“Every single” nursing home across the country will be given “point-of-care” COVID-19 tests by the administration starting next week, officials announced Tuesday.

Centers for Medicare & Medicaid Services Administrator Seema Verma announced the development at a press conference in Baton Rouge, LA, where Vice President Pence and others had traveled to meet with the governor and also promote school reopenings this fall.

The testing devices initially are to be given to 2,000 nursing homes next week, said Assistant Secretary of the Department of Health and Human Services Admiral Brett Giroir. He described them as “rapid on the spot, 20 tests per hour” devices and said that the goal is to get them to “every single of the 15,400 nursing homes within this country.”

Nursing homes would receive the devices in an order “ranked by Administrator Verma and her team,” as determined by the rate of the virus’ spread in the surrounding community, Giroir added. The administration has said lately that it has been focusing certain efforts on “hotspot” areas.

Verma noted that the point-of-care tests will be used for residents and workers.

“This is not an acquisition,” Giroir said. “This is not just writing a check and doing it. This has been the culmination of about two months of work, to develop the technology, increase the sensitivity of the test to make sure they’ll be highly protective. Of investments in technology, of regulatory flexibility with the FDA, to bring it all together.”

Giroir said the day’s announcement was a “really historic moment” and predicted that the deliveries would “save thousands of lives.”

The leader of the largest nursing home association in the United States called the testing announcement from Louisiana “welcome news for long-term care residents, staff and providers.”

“Repeated, ongoing testing is the only way we are going to beat this virus,” said American Health Care Association President and CEO Mark Parkinson. “Regular testing of nursing home and assisted living staff is a vital step in controlling the spread of COVID-19, but is not effective without obtaining timely test results. For nursing homes and assisted living communities to protect residents and staff, we need on-site testing with reliable and rapid results.”

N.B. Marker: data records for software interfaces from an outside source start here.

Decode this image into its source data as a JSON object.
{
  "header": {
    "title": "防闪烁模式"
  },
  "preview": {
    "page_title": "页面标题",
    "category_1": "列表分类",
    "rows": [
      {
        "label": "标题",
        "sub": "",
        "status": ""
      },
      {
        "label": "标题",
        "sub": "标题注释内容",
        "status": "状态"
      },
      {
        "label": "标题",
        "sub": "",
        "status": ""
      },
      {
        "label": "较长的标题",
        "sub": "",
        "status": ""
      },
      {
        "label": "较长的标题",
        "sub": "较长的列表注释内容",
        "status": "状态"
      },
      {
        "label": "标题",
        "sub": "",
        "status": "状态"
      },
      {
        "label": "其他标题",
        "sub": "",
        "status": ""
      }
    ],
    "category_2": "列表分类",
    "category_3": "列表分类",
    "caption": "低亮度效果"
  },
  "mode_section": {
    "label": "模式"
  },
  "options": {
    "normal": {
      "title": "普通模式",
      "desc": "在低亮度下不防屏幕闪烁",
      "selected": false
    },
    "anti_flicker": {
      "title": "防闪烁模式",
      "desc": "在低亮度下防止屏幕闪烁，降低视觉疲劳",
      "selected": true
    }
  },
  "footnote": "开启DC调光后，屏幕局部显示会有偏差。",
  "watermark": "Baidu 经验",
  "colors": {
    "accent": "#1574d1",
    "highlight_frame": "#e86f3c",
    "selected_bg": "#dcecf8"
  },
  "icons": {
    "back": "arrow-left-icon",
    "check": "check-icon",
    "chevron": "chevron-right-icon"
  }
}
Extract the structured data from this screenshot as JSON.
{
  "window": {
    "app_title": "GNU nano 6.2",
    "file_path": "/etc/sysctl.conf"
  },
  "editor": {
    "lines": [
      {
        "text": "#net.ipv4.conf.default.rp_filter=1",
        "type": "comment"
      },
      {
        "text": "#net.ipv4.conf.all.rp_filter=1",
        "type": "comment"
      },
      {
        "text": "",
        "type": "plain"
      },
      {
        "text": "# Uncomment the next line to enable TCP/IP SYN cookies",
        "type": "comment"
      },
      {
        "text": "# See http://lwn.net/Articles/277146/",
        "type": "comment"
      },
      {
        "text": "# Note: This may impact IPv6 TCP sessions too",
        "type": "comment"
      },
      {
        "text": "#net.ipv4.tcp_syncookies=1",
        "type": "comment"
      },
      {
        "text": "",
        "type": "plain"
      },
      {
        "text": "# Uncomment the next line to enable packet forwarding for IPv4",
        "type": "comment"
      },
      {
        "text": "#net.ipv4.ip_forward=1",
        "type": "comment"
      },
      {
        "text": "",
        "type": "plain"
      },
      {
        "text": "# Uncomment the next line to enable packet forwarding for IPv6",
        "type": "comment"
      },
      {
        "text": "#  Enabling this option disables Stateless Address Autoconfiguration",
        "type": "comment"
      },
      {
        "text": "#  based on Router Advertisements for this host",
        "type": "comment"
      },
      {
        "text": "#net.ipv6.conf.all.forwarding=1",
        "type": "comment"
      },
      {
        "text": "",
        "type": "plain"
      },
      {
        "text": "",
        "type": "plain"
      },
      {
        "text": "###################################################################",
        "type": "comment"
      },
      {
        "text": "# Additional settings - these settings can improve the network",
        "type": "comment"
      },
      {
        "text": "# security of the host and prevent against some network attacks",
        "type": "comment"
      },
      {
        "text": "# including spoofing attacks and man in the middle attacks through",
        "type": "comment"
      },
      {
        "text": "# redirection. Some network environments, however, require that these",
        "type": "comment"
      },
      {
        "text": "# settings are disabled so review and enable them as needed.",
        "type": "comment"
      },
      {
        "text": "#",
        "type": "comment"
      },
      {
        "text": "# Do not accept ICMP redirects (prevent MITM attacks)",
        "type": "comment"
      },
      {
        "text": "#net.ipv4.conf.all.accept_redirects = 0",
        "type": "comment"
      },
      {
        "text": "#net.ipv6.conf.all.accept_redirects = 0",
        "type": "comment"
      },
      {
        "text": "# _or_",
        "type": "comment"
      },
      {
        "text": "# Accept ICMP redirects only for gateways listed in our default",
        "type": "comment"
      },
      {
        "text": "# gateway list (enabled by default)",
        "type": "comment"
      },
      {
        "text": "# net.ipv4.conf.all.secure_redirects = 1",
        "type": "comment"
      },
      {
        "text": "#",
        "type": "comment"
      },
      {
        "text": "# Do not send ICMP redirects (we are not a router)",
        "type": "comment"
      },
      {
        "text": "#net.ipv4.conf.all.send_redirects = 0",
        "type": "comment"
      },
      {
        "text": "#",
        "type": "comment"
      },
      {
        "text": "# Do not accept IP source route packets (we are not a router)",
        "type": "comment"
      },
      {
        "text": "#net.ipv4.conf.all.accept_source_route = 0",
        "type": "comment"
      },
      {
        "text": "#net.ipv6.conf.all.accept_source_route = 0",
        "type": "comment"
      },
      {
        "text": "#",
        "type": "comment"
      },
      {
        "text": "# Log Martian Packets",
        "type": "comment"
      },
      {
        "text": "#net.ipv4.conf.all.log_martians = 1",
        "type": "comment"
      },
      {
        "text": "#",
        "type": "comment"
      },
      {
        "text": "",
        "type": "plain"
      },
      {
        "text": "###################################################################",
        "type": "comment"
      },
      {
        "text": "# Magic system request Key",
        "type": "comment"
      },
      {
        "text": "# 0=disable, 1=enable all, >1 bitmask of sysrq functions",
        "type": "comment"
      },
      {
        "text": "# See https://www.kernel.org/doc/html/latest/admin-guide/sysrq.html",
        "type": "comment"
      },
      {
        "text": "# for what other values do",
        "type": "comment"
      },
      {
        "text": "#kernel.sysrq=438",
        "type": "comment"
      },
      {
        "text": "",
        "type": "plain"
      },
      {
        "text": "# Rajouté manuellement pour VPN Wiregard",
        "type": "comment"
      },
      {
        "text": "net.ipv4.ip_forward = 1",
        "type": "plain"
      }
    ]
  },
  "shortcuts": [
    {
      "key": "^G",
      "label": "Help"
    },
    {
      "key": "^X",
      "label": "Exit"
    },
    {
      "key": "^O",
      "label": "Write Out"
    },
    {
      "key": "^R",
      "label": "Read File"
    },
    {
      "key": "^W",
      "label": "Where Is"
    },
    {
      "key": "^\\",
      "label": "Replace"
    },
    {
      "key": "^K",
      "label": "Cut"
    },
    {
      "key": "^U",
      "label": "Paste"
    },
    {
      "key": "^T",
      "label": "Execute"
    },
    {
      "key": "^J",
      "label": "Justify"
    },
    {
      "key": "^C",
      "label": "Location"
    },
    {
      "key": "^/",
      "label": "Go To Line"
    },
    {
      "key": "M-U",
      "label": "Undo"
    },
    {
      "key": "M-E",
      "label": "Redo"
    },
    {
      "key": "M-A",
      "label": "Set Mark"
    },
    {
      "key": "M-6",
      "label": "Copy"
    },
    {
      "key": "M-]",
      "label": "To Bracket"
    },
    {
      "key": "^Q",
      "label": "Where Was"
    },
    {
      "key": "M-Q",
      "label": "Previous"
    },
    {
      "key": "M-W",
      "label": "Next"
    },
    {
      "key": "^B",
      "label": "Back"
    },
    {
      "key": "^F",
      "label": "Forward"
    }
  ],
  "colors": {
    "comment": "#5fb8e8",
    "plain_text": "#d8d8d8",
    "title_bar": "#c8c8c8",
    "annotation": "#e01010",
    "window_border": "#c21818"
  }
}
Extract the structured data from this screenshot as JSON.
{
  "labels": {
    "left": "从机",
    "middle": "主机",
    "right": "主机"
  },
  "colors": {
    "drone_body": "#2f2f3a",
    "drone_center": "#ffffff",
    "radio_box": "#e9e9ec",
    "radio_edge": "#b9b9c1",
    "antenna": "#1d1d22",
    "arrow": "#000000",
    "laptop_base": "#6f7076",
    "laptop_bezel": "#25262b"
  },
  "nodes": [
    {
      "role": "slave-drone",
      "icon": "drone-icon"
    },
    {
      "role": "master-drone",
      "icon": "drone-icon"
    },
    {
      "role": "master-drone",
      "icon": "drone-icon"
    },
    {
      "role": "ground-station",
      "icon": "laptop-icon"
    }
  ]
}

Giroir separately told NPR in a report today that because testing has ramped up so quickly, the unprecedented demand has increased wait times for results from laboratories, often to about a week. The rise is something verified by results of an informal poll of hundreds of LeadingAge members Monday.

In a pair of poll questions posed to listeners on the LeadingAge daily coronavirus call, just about half (49%) reported longer recent wait times between testing and receiving results. The other responses were “no change” (29%) and “faster” (21%).

In terms of actual response times, the largest category was “2 to 5 days” (42%), followed by “5 to 7 days” (26%), “less than 48 hours” (17%) and “more than a week” (12%). The non-scientific polling did not measure geographic or provider-size mix.

Giroir told NPR that fast point-of-care tests can ease laboratories’ burdens, and possibly assist with faster reopenings of schools and businesses.

“Certainly by September, we expect to have 15 to 20 million point of care tests. That’s as many tests as we’re doing every month now,” Giroir said, adding that the administration wants to see 100 million tests per month happening then.

Critics of point-of-care testing have pointed out that error rates can be as high as 20%.

This is a developing story. Please check back for further details.